_WHAT THIS TASK INVOLVES_.
Your task is to copy each line of the material that holds the word "detail".

_DATASET EXTRACT_.
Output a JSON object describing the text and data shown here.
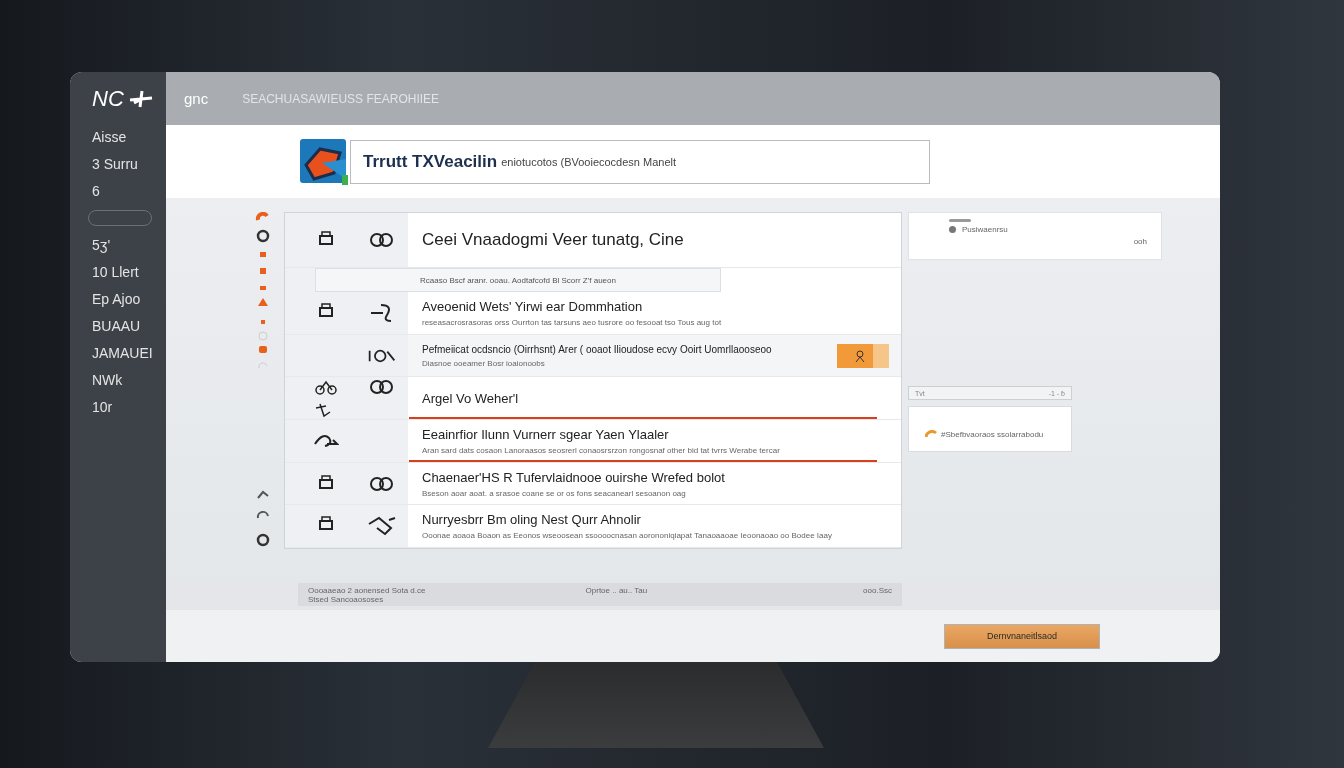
{
  "sidebar": {
    "logo": "NC",
    "items": [
      "Aisse",
      "3 Surru",
      "6",
      "5ʒ'",
      "10 Llert",
      "Ep Ajoo",
      "BUAAU",
      "JAMAUEI",
      "NWk",
      "10r"
    ]
  },
  "top_bar": {
    "app_label": "ɡnc",
    "subtitle": "SEACHUASAWIEUSS FEAROHIIEE"
  },
  "search": {
    "brand": "Trrutt TXVeacilin",
    "value": "eniotucotos (BVooiecocdesn Manelt"
  },
  "list": {
    "rows": [
      {
        "kind": "heading",
        "title": "Ceei Vnaadogmi Veer tunatg, Cine"
      },
      {
        "kind": "banner",
        "title": "Rcaaso Bscf aranr. ooau. Aodtafcofd Bl Scorr Z'f aueon"
      },
      {
        "kind": "item",
        "title": "Aveoenid Wets' Yirwi ear Dommhation",
        "detail": "reseasacrosrasoras orss  Ourrton tas tarsuns  aeo tusrore oo fesooat tso Tous aug tot"
      },
      {
        "kind": "highlight",
        "title": "Pefmeiicat ocdsncio (Oirrhsnt) Arer ( ooaot Ilioudose ecvy Ooirt Uomrllaooseoo",
        "detail": "Diasnoe ooeamer  Bosr ioaionoobs"
      },
      {
        "kind": "underlined",
        "title": "Argel Vo Weher'l"
      },
      {
        "kind": "underlined",
        "title": "Eeainrfior Ilunn  Vurnerr sgear Yaen Ylaaler",
        "detail": "Aran sard dats cosaon  Lanoraasos seosrerl conaosrsrzon rongosnaf other bid tat tvrrs Werabe tercar"
      },
      {
        "kind": "item",
        "title": "Chaenaer'HS R Tufervlaidnooe ouirshe Wrefed bolot",
        "detail": "Bseson aoar aoat. a srasoe  coane se or os  fons seacanearl sesoanon oag"
      },
      {
        "kind": "item",
        "title": "Nurryesbrr Bm oling Nest Qurr Ahnolir",
        "detail": "Ooonae aoaoa Boaon as  Eeonos wseoosean ssoooocnasan aorononiqiapat Tanaoaaoae Ieoonaoao oo Bodee Iaay"
      }
    ]
  },
  "preview_card": {
    "label": "Pusiwaenrsu",
    "meta": "ooh"
  },
  "range_bar": {
    "label": "Tvt",
    "meta": "-1 - ɓ"
  },
  "result_card": {
    "label": "#Sbefbvaoraos ssolarrabodu"
  },
  "footer_table": {
    "columns": [
      [
        "Oooaaeao 2 aonensed Sota d.ce",
        "Stsed Sancoaososes"
      ],
      [
        "Oprtoe ..  au.. Tau"
      ],
      [
        "ooo.Ssc"
      ]
    ]
  },
  "button": "Dernvnaneitlsaod"
}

_EXPECTED ANSWER_.
        "detail": "reseasacrosrasoras orss  Ourrton tas tarsuns  aeo tusrore oo fesooat tso Tous aug tot"
        "detail": "Diasnoe ooeamer  Bosr ioaionoobs"
        "detail": "Aran sard dats cosaon  Lanoraasos seosrerl conaosrsrzon rongosnaf other bid tat tvrrs Werabe tercar"
        "detail": "Bseson aoar aoat. a srasoe  coane se or os  fons seacanearl sesoanon oag"
        "detail": "Ooonae aoaoa Boaon as  Eeonos wseoosean ssoooocnasan aorononiqiapat Tanaoaaoae Ieoonaoao oo Bodee Iaay"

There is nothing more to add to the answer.